Your task
The answer must be every entry, given again word for word.

(Element data from apps and pages)
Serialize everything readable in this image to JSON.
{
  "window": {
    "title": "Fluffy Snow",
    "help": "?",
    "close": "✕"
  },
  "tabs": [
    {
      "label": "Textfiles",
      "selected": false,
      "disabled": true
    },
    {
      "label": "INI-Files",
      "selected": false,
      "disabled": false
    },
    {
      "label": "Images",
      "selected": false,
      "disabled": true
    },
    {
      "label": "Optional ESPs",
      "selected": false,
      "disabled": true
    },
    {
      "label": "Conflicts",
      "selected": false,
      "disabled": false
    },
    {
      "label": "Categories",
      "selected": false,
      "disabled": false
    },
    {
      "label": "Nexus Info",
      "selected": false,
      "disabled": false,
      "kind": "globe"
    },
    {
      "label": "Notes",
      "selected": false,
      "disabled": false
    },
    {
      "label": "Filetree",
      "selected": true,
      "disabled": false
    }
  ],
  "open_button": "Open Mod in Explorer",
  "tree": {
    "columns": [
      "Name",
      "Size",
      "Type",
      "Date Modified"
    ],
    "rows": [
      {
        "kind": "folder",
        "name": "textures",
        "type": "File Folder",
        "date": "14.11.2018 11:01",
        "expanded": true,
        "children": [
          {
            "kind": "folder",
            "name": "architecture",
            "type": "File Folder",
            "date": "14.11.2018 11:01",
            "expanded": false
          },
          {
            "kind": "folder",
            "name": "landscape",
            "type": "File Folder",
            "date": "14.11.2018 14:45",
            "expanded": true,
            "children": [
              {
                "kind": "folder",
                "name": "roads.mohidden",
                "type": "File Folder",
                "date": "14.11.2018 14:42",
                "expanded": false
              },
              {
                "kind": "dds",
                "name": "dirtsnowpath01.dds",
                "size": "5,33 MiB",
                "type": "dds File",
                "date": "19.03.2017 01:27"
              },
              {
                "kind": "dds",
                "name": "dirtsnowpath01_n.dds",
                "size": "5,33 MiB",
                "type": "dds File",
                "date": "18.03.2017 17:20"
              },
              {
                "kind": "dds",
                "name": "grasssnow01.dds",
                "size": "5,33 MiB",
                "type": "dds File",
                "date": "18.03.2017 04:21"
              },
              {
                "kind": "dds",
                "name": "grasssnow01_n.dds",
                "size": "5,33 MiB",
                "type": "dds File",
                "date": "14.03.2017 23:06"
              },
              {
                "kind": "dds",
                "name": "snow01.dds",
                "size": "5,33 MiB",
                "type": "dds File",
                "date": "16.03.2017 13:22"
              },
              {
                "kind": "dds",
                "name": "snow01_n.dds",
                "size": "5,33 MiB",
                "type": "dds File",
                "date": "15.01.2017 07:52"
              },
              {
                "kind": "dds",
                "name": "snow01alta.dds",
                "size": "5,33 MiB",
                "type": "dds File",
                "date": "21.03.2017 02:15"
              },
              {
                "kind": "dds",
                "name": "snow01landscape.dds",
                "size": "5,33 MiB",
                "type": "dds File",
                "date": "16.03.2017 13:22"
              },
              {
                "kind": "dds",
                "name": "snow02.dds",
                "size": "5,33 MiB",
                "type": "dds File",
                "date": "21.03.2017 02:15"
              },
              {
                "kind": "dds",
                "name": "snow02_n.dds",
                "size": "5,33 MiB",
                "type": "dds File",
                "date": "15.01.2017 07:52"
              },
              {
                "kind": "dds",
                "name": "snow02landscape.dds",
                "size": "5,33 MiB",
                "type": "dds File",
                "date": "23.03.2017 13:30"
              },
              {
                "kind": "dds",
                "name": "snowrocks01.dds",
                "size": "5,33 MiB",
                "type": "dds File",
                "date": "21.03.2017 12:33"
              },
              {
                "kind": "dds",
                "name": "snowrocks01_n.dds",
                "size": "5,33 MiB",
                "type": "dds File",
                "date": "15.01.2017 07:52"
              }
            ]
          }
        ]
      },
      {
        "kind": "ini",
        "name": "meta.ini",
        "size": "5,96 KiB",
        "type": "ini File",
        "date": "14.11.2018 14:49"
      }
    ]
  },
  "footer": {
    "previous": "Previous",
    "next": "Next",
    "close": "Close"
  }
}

Answer to the problem
Serialize everything readable in this image to JSON.
{
  "window": {
    "title": "Fluffy Snow",
    "help": "?",
    "close": "✕"
  },
  "tabs": [
    {
      "label": "Textfiles",
      "selected": false,
      "disabled": true
    },
    {
      "label": "INI-Files",
      "selected": false,
      "disabled": false
    },
    {
      "label": "Images",
      "selected": false,
      "disabled": true
    },
    {
      "label": "Optional ESPs",
      "selected": false,
      "disabled": true
    },
    {
      "label": "Conflicts",
      "selected": false,
      "disabled": false
    },
    {
      "label": "Categories",
      "selected": false,
      "disabled": false
    },
    {
      "label": "Nexus Info",
      "selected": false,
      "disabled": false,
      "kind": "globe"
    },
    {
      "label": "Notes",
      "selected": false,
      "disabled": false
    },
    {
      "label": "Filetree",
      "selected": true,
      "disabled": false
    }
  ],
  "open_button": "Open Mod in Explorer",
  "tree": {
    "columns": [
      "Name",
      "Size",
      "Type",
      "Date Modified"
    ],
    "rows": [
      {
        "kind": "folder",
        "name": "textures",
        "type": "File Folder",
        "date": "14.11.2018 11:01",
        "expanded": true,
        "children": [
          {
            "kind": "folder",
            "name": "architecture",
            "type": "File Folder",
            "date": "14.11.2018 11:01",
            "expanded": false
          },
          {
            "kind": "folder",
            "name": "landscape",
            "type": "File Folder",
            "date": "14.11.2018 14:45",
            "expanded": true,
            "children": [
              {
                "kind": "folder",
                "name": "roads.mohidden",
                "type": "File Folder",
                "date": "14.11.2018 14:42",
                "expanded": false
              },
              {
                "kind": "dds",
                "name": "dirtsnowpath01.dds",
                "size": "5,33 MiB",
                "type": "dds File",
                "date": "19.03.2017 01:27"
              },
              {
                "kind": "dds",
                "name": "dirtsnowpath01_n.dds",
                "size": "5,33 MiB",
                "type": "dds File",
                "date": "18.03.2017 17:20"
              },
              {
                "kind": "dds",
                "name": "grasssnow01.dds",
                "size": "5,33 MiB",
                "type": "dds File",
                "date": "18.03.2017 04:21"
              },
              {
                "kind": "dds",
                "name": "grasssnow01_n.dds",
                "size": "5,33 MiB",
                "type": "dds File",
                "date": "14.03.2017 23:06"
              },
              {
                "kind": "dds",
                "name": "snow01.dds",
                "size": "5,33 MiB",
                "type": "dds File",
                "date": "16.03.2017 13:22"
              },
              {
                "kind": "dds",
                "name": "snow01_n.dds",
                "size": "5,33 MiB",
                "type": "dds File",
                "date": "15.01.2017 07:52"
              },
              {
                "kind": "dds",
                "name": "snow01alta.dds",
                "size": "5,33 MiB",
                "type": "dds File",
                "date": "21.03.2017 02:15"
              },
              {
                "kind": "dds",
                "name": "snow01landscape.dds",
                "size": "5,33 MiB",
                "type": "dds File",
                "date": "16.03.2017 13:22"
              },
              {
                "kind": "dds",
                "name": "snow02.dds",
                "size": "5,33 MiB",
                "type": "dds File",
                "date": "21.03.2017 02:15"
              },
              {
                "kind": "dds",
                "name": "snow02_n.dds",
                "size": "5,33 MiB",
                "type": "dds File",
                "date": "15.01.2017 07:52"
              },
              {
                "kind": "dds",
                "name": "snow02landscape.dds",
                "size": "5,33 MiB",
                "type": "dds File",
                "date": "23.03.2017 13:30"
              },
              {
                "kind": "dds",
                "name": "snowrocks01.dds",
                "size": "5,33 MiB",
                "type": "dds File",
                "date": "21.03.2017 12:33"
              },
              {
                "kind": "dds",
                "name": "snowrocks01_n.dds",
                "size": "5,33 MiB",
                "type": "dds File",
                "date": "15.01.2017 07:52"
              }
            ]
          }
        ]
      },
      {
        "kind": "ini",
        "name": "meta.ini",
        "size": "5,96 KiB",
        "type": "ini File",
        "date": "14.11.2018 14:49"
      }
    ]
  },
  "footer": {
    "previous": "Previous",
    "next": "Next",
    "close": "Close"
  }
}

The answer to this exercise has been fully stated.